_MATERIAL PROVIDED:_
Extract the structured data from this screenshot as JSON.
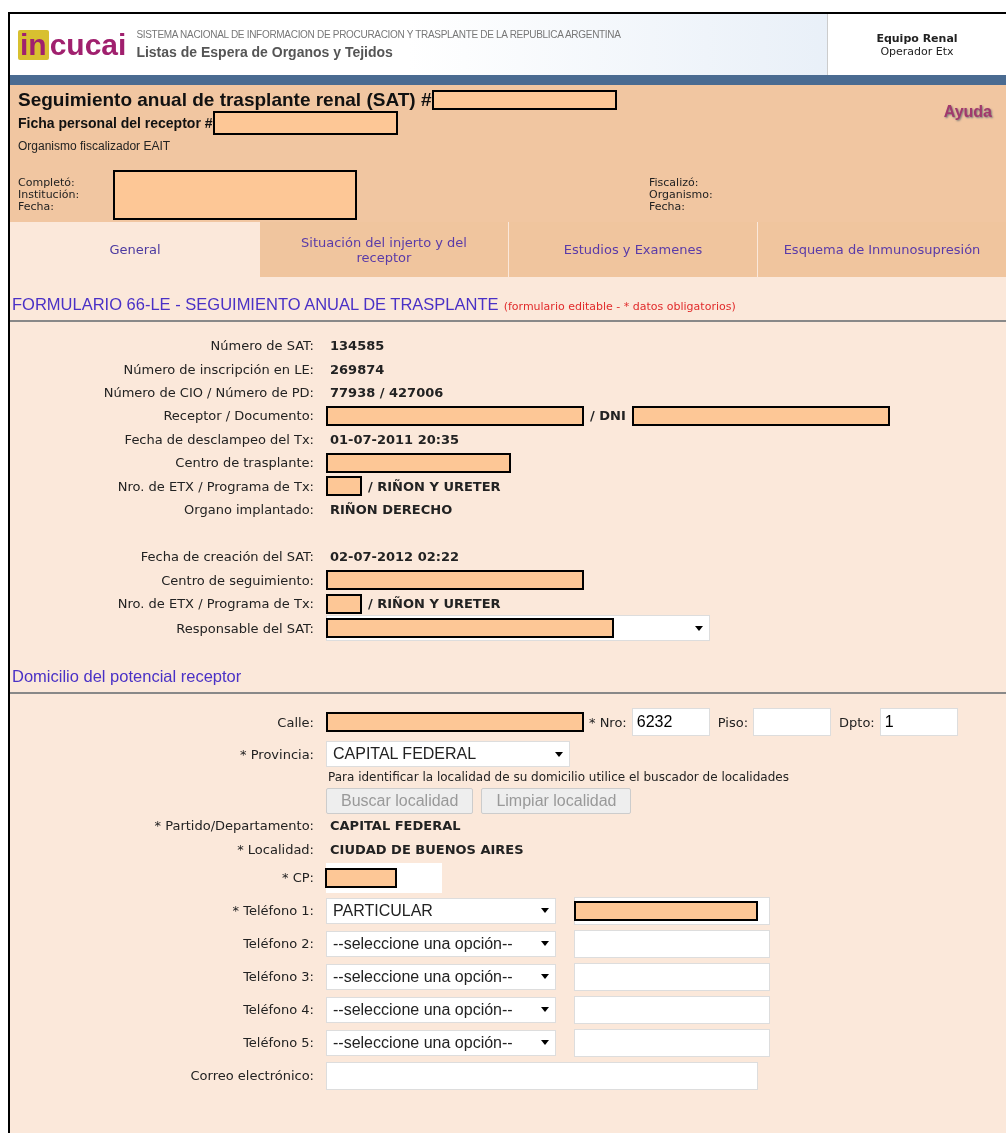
{
  "header": {
    "logo": [
      "in",
      "cucai"
    ],
    "system_name": "SISTEMA NACIONAL DE INFORMACION DE PROCURACION Y TRASPLANTE DE LA REPUBLICA ARGENTINA",
    "app_title": "Listas de Espera de Organos y Tejidos",
    "user_role": "Equipo Renal",
    "user_name": "Operador Etx"
  },
  "record": {
    "title": "Seguimiento anual de trasplante renal (SAT) #",
    "ficha": "Ficha personal del receptor #",
    "organismo": "Organismo fiscalizador EAIT",
    "help": "Ayuda"
  },
  "audit": {
    "left": [
      "Completó:",
      "Institución:",
      "Fecha:"
    ],
    "right": [
      "Fiscalizó:",
      "Organismo:",
      "Fecha:"
    ]
  },
  "tabs": [
    {
      "label": "General",
      "selected": true
    },
    {
      "label": "Situación del injerto y del receptor",
      "selected": false
    },
    {
      "label": "Estudios y Examenes",
      "selected": false
    },
    {
      "label": "Esquema de Inmunosupresión",
      "selected": false
    }
  ],
  "form_title": "FORMULARIO 66-LE - SEGUIMIENTO ANUAL DE TRASPLANTE",
  "form_note": "(formulario editable - * datos obligatorios)",
  "info_groups": [
    [
      {
        "label": "Número de SAT:",
        "kind": "text",
        "value": "134585"
      },
      {
        "label": "Número de inscripción en LE:",
        "kind": "text",
        "value": "269874"
      },
      {
        "label": "Número de CIO / Número de PD:",
        "kind": "text",
        "value": "77938 / 427006"
      },
      {
        "label": "Receptor / Documento:",
        "kind": "pair",
        "value": "/ DNI"
      },
      {
        "label": "Fecha de desclampeo del Tx:",
        "kind": "text",
        "value": "01-07-2011 20:35"
      },
      {
        "label": "Centro de trasplante:",
        "kind": "redacted"
      },
      {
        "label": "Nro. de ETX / Programa de Tx:",
        "kind": "program",
        "value": "/ RIÑON Y URETER"
      },
      {
        "label": "Organo implantado:",
        "kind": "text",
        "value": "RIÑON DERECHO"
      }
    ],
    [
      {
        "label": "Fecha de creación del SAT:",
        "kind": "text",
        "value": "02-07-2012 02:22"
      },
      {
        "label": "Centro de seguimiento:",
        "kind": "redacted"
      },
      {
        "label": "Nro. de ETX / Programa de Tx:",
        "kind": "program",
        "value": "/ RIÑON Y URETER"
      },
      {
        "label": "Responsable del SAT:",
        "kind": "select"
      }
    ]
  ],
  "address": {
    "title": "Domicilio del potencial receptor",
    "calle": "Calle:",
    "nro_label": "* Nro:",
    "nro": "6232",
    "piso_label": "Piso:",
    "dpto_label": "Dpto:",
    "dpto": "1",
    "provincia_label": "* Provincia:",
    "provincia": "CAPITAL FEDERAL",
    "hint": "Para identificar la localidad de su domicilio utilice el buscador de localidades",
    "buttons": [
      {
        "label": "Buscar localidad",
        "disabled": true
      },
      {
        "label": "Limpiar localidad",
        "disabled": true
      }
    ],
    "partido_label": "* Partido/Departamento:",
    "partido": "CAPITAL FEDERAL",
    "localidad_label": "* Localidad:",
    "localidad": "CIUDAD DE BUENOS AIRES",
    "cp_label": "* CP:",
    "phones": [
      {
        "label": "* Teléfono 1:",
        "type": "PARTICULAR",
        "redacted": true
      },
      {
        "label": "Teléfono 2:",
        "type": "--seleccione una opción--",
        "redacted": false
      },
      {
        "label": "Teléfono 3:",
        "type": "--seleccione una opción--",
        "redacted": false
      },
      {
        "label": "Teléfono 4:",
        "type": "--seleccione una opción--",
        "redacted": false
      },
      {
        "label": "Teléfono 5:",
        "type": "--seleccione una opción--",
        "redacted": false
      }
    ],
    "email_label": "Correo electrónico:"
  }
}
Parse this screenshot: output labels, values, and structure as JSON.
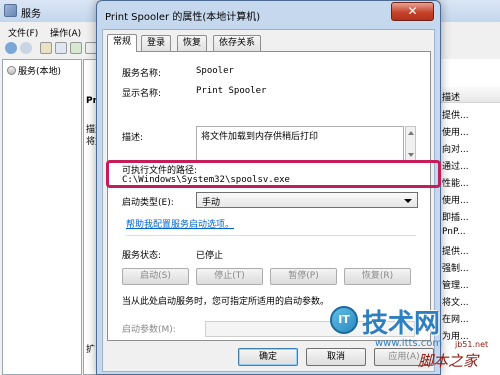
{
  "services_window": {
    "title": "服务",
    "menus": [
      "文件(F)",
      "操作(A)"
    ],
    "tree_item": "服务(本地)",
    "middle_fragments": [
      "Prin",
      "描述",
      "将文",
      "扩"
    ],
    "right_header": "描述",
    "right_rows": [
      "提供...",
      "使用...",
      "向对...",
      "通过...",
      "性能...",
      "使用...",
      "即插...",
      "PnP...",
      "提供...",
      "强制...",
      "管理...",
      "将文...",
      "在网...",
      "为用..."
    ]
  },
  "dialog": {
    "title": "Print Spooler 的属性(本地计算机)",
    "close_glyph": "✕",
    "tabs": [
      "常规",
      "登录",
      "恢复",
      "依存关系"
    ],
    "service_name_label": "服务名称:",
    "service_name_value": "Spooler",
    "display_name_label": "显示名称:",
    "display_name_value": "Print Spooler",
    "description_label": "描述:",
    "description_value": "将文件加载到内存供稍后打印",
    "exe_path_label": "可执行文件的路径:",
    "exe_path_value": "C:\\Windows\\System32\\spoolsv.exe",
    "startup_type_label": "启动类型(E):",
    "startup_type_value": "手动",
    "help_link": "帮助我配置服务启动选项。",
    "service_status_label": "服务状态:",
    "service_status_value": "已停止",
    "start_button": "启动(S)",
    "stop_button": "停止(T)",
    "pause_button": "暂停(P)",
    "resume_button": "恢复(R)",
    "start_hint": "当从此处启动服务时，您可指定所适用的启动参数。",
    "start_params_label": "启动参数(M):",
    "start_params_value": "",
    "ok_button": "确定",
    "cancel_button": "取消",
    "apply_button": "应用(A)"
  },
  "watermark": {
    "logo": "IT",
    "brand": "技术网",
    "url_a": "www.itts.com",
    "script_home": "脚本之家",
    "url_b": "jb51.net"
  },
  "colors": {
    "highlight": "#c41d5a",
    "link": "#0066cc",
    "close": "#c5442b"
  }
}
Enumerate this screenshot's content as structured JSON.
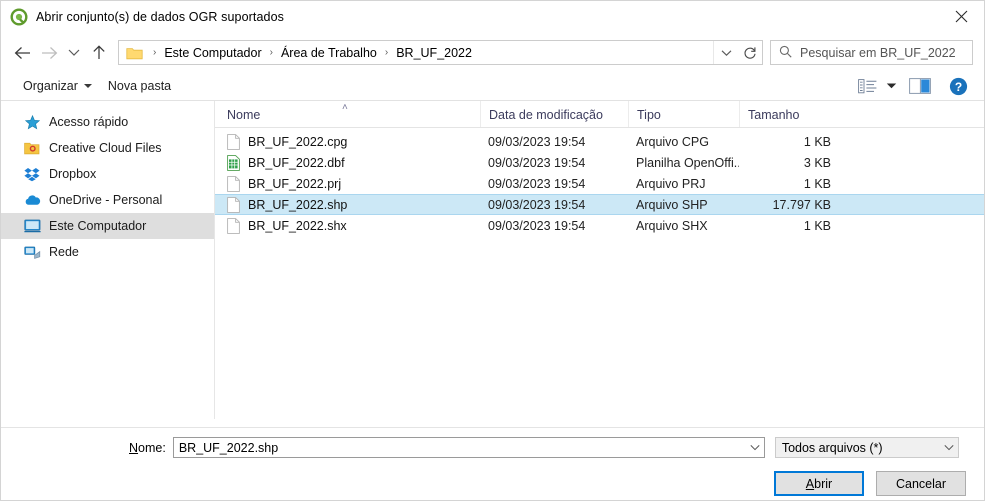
{
  "window": {
    "title": "Abrir conjunto(s) de dados OGR suportados",
    "app_icon": "qgis-logo-icon",
    "close_label": "✕"
  },
  "nav": {
    "back_icon": "arrow-left-icon",
    "forward_icon": "arrow-right-icon",
    "recent_icon": "chevron-down-icon",
    "up_icon": "arrow-up-icon",
    "breadcrumb": [
      "Este Computador",
      "Área de Trabalho",
      "BR_UF_2022"
    ],
    "separator": "›",
    "dropdown_icon": "chevron-down-icon",
    "refresh_icon": "refresh-icon"
  },
  "search": {
    "placeholder": "Pesquisar em BR_UF_2022",
    "icon": "search-icon"
  },
  "toolbar": {
    "organize_label": "Organizar",
    "new_folder_label": "Nova pasta",
    "view_icon": "list-view-icon",
    "view_caret_icon": "chevron-down-icon",
    "preview_icon": "preview-pane-icon",
    "help_icon": "help-circle-icon"
  },
  "sidebar": {
    "items": [
      {
        "label": "Acesso rápido",
        "icon": "star-icon",
        "selected": false
      },
      {
        "label": "Creative Cloud Files",
        "icon": "folder-cc-icon",
        "selected": false
      },
      {
        "label": "Dropbox",
        "icon": "dropbox-icon",
        "selected": false
      },
      {
        "label": "OneDrive - Personal",
        "icon": "cloud-icon",
        "selected": false
      },
      {
        "label": "Este Computador",
        "icon": "computer-icon",
        "selected": true
      },
      {
        "label": "Rede",
        "icon": "network-icon",
        "selected": false
      }
    ]
  },
  "file_list": {
    "columns": [
      {
        "key": "name",
        "label": "Nome",
        "sorted": "asc"
      },
      {
        "key": "date",
        "label": "Data de modificação",
        "sorted": ""
      },
      {
        "key": "type",
        "label": "Tipo",
        "sorted": ""
      },
      {
        "key": "size",
        "label": "Tamanho",
        "sorted": ""
      }
    ],
    "sort_caret": "˄",
    "rows": [
      {
        "name": "BR_UF_2022.cpg",
        "date": "09/03/2023 19:54",
        "type": "Arquivo CPG",
        "size": "1 KB",
        "icon": "generic-file-icon",
        "selected": false
      },
      {
        "name": "BR_UF_2022.dbf",
        "date": "09/03/2023 19:54",
        "type": "Planilha OpenOffi...",
        "size": "3 KB",
        "icon": "spreadsheet-file-icon",
        "selected": false
      },
      {
        "name": "BR_UF_2022.prj",
        "date": "09/03/2023 19:54",
        "type": "Arquivo PRJ",
        "size": "1 KB",
        "icon": "generic-file-icon",
        "selected": false
      },
      {
        "name": "BR_UF_2022.shp",
        "date": "09/03/2023 19:54",
        "type": "Arquivo SHP",
        "size": "17.797 KB",
        "icon": "generic-file-icon",
        "selected": true
      },
      {
        "name": "BR_UF_2022.shx",
        "date": "09/03/2023 19:54",
        "type": "Arquivo SHX",
        "size": "1 KB",
        "icon": "generic-file-icon",
        "selected": false
      }
    ]
  },
  "footer": {
    "name_label_prefix": "N",
    "name_label_rest": "ome:",
    "name_value": "BR_UF_2022.shp",
    "filter_value": "Todos arquivos (*)",
    "open_prefix": "A",
    "open_rest": "brir",
    "cancel_label": "Cancelar"
  },
  "colors": {
    "accent": "#0078d7",
    "selection": "#cce8f6",
    "sidebar_selection": "#dedede",
    "qgis_green": "#589632"
  }
}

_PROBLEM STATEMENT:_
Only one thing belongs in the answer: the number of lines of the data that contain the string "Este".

_ANSWER:_
2